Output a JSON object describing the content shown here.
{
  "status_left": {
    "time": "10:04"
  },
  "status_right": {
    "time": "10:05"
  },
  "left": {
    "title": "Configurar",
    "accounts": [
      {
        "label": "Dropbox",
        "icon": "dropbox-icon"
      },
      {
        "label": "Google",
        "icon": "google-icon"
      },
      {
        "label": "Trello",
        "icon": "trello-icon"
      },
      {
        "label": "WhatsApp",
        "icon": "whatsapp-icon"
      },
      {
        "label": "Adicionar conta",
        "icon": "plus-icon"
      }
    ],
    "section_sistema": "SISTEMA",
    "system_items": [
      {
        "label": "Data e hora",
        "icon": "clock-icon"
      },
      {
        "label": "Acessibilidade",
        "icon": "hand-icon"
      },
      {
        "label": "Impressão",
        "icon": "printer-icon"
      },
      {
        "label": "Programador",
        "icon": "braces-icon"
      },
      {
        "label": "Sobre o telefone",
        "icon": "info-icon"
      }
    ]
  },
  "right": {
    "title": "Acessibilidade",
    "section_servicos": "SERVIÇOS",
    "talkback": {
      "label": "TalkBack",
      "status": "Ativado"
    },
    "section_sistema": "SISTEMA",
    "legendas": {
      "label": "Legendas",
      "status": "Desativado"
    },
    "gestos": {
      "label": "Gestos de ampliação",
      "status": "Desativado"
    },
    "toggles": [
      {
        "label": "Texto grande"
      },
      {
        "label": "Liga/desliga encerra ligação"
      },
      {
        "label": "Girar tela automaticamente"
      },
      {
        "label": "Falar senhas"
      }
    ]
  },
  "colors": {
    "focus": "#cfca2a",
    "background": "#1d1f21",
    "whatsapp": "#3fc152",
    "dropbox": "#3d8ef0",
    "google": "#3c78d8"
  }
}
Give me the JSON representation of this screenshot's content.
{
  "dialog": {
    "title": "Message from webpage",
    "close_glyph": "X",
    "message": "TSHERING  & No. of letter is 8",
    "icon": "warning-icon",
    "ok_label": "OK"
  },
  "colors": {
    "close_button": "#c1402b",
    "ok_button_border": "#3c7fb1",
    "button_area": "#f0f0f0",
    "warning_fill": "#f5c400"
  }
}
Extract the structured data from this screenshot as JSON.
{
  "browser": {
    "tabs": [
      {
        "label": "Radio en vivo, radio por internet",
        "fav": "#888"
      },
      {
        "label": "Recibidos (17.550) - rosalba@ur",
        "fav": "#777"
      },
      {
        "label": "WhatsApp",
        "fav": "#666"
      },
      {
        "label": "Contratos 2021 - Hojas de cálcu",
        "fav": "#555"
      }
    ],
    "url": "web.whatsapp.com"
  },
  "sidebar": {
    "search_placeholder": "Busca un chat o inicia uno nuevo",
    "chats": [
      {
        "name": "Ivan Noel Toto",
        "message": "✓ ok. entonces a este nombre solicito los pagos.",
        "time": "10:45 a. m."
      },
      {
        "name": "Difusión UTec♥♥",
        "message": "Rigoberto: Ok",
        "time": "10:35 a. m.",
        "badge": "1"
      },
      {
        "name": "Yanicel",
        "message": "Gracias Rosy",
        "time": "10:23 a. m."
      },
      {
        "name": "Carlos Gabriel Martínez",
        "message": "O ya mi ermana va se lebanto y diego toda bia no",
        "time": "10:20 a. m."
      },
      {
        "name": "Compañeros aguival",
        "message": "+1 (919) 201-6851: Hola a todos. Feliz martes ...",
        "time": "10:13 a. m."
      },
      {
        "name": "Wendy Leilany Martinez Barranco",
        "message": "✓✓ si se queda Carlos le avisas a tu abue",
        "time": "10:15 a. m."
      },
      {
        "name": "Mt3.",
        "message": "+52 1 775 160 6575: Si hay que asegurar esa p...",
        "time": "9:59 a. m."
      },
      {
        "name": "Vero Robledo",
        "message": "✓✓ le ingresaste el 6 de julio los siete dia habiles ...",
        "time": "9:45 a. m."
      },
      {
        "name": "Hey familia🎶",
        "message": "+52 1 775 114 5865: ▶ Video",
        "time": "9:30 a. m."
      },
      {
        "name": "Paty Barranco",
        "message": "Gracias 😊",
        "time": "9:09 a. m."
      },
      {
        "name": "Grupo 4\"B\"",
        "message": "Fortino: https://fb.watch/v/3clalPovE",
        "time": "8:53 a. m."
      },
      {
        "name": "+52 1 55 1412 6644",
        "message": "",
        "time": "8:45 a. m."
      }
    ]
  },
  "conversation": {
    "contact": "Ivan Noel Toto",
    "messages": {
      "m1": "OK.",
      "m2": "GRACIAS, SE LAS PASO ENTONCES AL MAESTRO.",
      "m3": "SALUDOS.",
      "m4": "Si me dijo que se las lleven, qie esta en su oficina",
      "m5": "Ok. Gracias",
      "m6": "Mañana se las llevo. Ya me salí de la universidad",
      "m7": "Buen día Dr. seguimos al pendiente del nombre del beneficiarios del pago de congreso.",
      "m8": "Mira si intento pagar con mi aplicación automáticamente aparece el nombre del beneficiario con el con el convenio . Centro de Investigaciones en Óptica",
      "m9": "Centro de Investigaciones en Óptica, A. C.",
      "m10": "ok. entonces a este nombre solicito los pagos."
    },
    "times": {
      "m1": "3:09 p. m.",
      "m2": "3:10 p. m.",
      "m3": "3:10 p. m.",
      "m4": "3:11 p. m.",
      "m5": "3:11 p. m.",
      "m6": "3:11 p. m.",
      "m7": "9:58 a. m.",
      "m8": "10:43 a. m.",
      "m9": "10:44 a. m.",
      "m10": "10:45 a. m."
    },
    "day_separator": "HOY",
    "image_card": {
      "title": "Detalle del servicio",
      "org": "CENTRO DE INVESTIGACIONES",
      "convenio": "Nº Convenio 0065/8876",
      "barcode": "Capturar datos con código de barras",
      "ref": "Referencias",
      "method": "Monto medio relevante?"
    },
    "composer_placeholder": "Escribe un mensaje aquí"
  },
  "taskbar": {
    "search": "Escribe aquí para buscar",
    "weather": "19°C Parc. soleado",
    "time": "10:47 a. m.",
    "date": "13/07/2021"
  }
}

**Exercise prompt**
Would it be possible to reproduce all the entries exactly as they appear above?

**Your solution**
Output a JSON object describing the content shown here.
{
  "status_left": {
    "time": "10:04"
  },
  "status_right": {
    "time": "10:05"
  },
  "left": {
    "title": "Configurar",
    "accounts": [
      {
        "label": "Dropbox",
        "icon": "dropbox-icon"
      },
      {
        "label": "Google",
        "icon": "google-icon"
      },
      {
        "label": "Trello",
        "icon": "trello-icon"
      },
      {
        "label": "WhatsApp",
        "icon": "whatsapp-icon"
      },
      {
        "label": "Adicionar conta",
        "icon": "plus-icon"
      }
    ],
    "section_sistema": "SISTEMA",
    "system_items": [
      {
        "label": "Data e hora",
        "icon": "clock-icon"
      },
      {
        "label": "Acessibilidade",
        "icon": "hand-icon"
      },
      {
        "label": "Impressão",
        "icon": "printer-icon"
      },
      {
        "label": "Programador",
        "icon": "braces-icon"
      },
      {
        "label": "Sobre o telefone",
        "icon": "info-icon"
      }
    ]
  },
  "right": {
    "title": "Acessibilidade",
    "section_servicos": "SERVIÇOS",
    "talkback": {
      "label": "TalkBack",
      "status": "Ativado"
    },
    "section_sistema": "SISTEMA",
    "legendas": {
      "label": "Legendas",
      "status": "Desativado"
    },
    "gestos": {
      "label": "Gestos de ampliação",
      "status": "Desativado"
    },
    "toggles": [
      {
        "label": "Texto grande"
      },
      {
        "label": "Liga/desliga encerra ligação"
      },
      {
        "label": "Girar tela automaticamente"
      },
      {
        "label": "Falar senhas"
      }
    ]
  },
  "colors": {
    "focus": "#cfca2a",
    "background": "#1d1f21",
    "whatsapp": "#3fc152",
    "dropbox": "#3d8ef0",
    "google": "#3c78d8"
  }
}
Give me the JSON representation of this screenshot's content.
{
  "dialog": {
    "title": "Message from webpage",
    "close_glyph": "X",
    "message": "TSHERING  & No. of letter is 8",
    "icon": "warning-icon",
    "ok_label": "OK"
  },
  "colors": {
    "close_button": "#c1402b",
    "ok_button_border": "#3c7fb1",
    "button_area": "#f0f0f0",
    "warning_fill": "#f5c400"
  }
}
Extract the structured data from this screenshot as JSON.
{
  "browser": {
    "tabs": [
      {
        "label": "Radio en vivo, radio por internet",
        "fav": "#888"
      },
      {
        "label": "Recibidos (17.550) - rosalba@ur",
        "fav": "#777"
      },
      {
        "label": "WhatsApp",
        "fav": "#666"
      },
      {
        "label": "Contratos 2021 - Hojas de cálcu",
        "fav": "#555"
      }
    ],
    "url": "web.whatsapp.com"
  },
  "sidebar": {
    "search_placeholder": "Busca un chat o inicia uno nuevo",
    "chats": [
      {
        "name": "Ivan Noel Toto",
        "message": "✓ ok. entonces a este nombre solicito los pagos.",
        "time": "10:45 a. m."
      },
      {
        "name": "Difusión UTec♥♥",
        "message": "Rigoberto: Ok",
        "time": "10:35 a. m.",
        "badge": "1"
      },
      {
        "name": "Yanicel",
        "message": "Gracias Rosy",
        "time": "10:23 a. m."
      },
      {
        "name": "Carlos Gabriel Martínez",
        "message": "O ya mi ermana va se lebanto y diego toda bia no",
        "time": "10:20 a. m."
      },
      {
        "name": "Compañeros aguival",
        "message": "+1 (919) 201-6851: Hola a todos. Feliz martes ...",
        "time": "10:13 a. m."
      },
      {
        "name": "Wendy Leilany Martinez Barranco",
        "message": "✓✓ si se queda Carlos le avisas a tu abue",
        "time": "10:15 a. m."
      },
      {
        "name": "Mt3.",
        "message": "+52 1 775 160 6575: Si hay que asegurar esa p...",
        "time": "9:59 a. m."
      },
      {
        "name": "Vero Robledo",
        "message": "✓✓ le ingresaste el 6 de julio los siete dia habiles ...",
        "time": "9:45 a. m."
      },
      {
        "name": "Hey familia🎶",
        "message": "+52 1 775 114 5865: ▶ Video",
        "time": "9:30 a. m."
      },
      {
        "name": "Paty Barranco",
        "message": "Gracias 😊",
        "time": "9:09 a. m."
      },
      {
        "name": "Grupo 4\"B\"",
        "message": "Fortino: https://fb.watch/v/3clalPovE",
        "time": "8:53 a. m."
      },
      {
        "name": "+52 1 55 1412 6644",
        "message": "",
        "time": "8:45 a. m."
      }
    ]
  },
  "conversation": {
    "contact": "Ivan Noel Toto",
    "messages": {
      "m1": "OK.",
      "m2": "GRACIAS, SE LAS PASO ENTONCES AL MAESTRO.",
      "m3": "SALUDOS.",
      "m4": "Si me dijo que se las lleven, qie esta en su oficina",
      "m5": "Ok. Gracias",
      "m6": "Mañana se las llevo. Ya me salí de la universidad",
      "m7": "Buen día Dr. seguimos al pendiente del nombre del beneficiarios del pago de congreso.",
      "m8": "Mira si intento pagar con mi aplicación automáticamente aparece el nombre del beneficiario con el con el convenio . Centro de Investigaciones en Óptica",
      "m9": "Centro de Investigaciones en Óptica, A. C.",
      "m10": "ok. entonces a este nombre solicito los pagos."
    },
    "times": {
      "m1": "3:09 p. m.",
      "m2": "3:10 p. m.",
      "m3": "3:10 p. m.",
      "m4": "3:11 p. m.",
      "m5": "3:11 p. m.",
      "m6": "3:11 p. m.",
      "m7": "9:58 a. m.",
      "m8": "10:43 a. m.",
      "m9": "10:44 a. m.",
      "m10": "10:45 a. m."
    },
    "day_separator": "HOY",
    "image_card": {
      "title": "Detalle del servicio",
      "org": "CENTRO DE INVESTIGACIONES",
      "convenio": "Nº Convenio 0065/8876",
      "barcode": "Capturar datos con código de barras",
      "ref": "Referencias",
      "method": "Monto medio relevante?"
    },
    "composer_placeholder": "Escribe un mensaje aquí"
  },
  "taskbar": {
    "search": "Escribe aquí para buscar",
    "weather": "19°C Parc. soleado",
    "time": "10:47 a. m.",
    "date": "13/07/2021"
  }
}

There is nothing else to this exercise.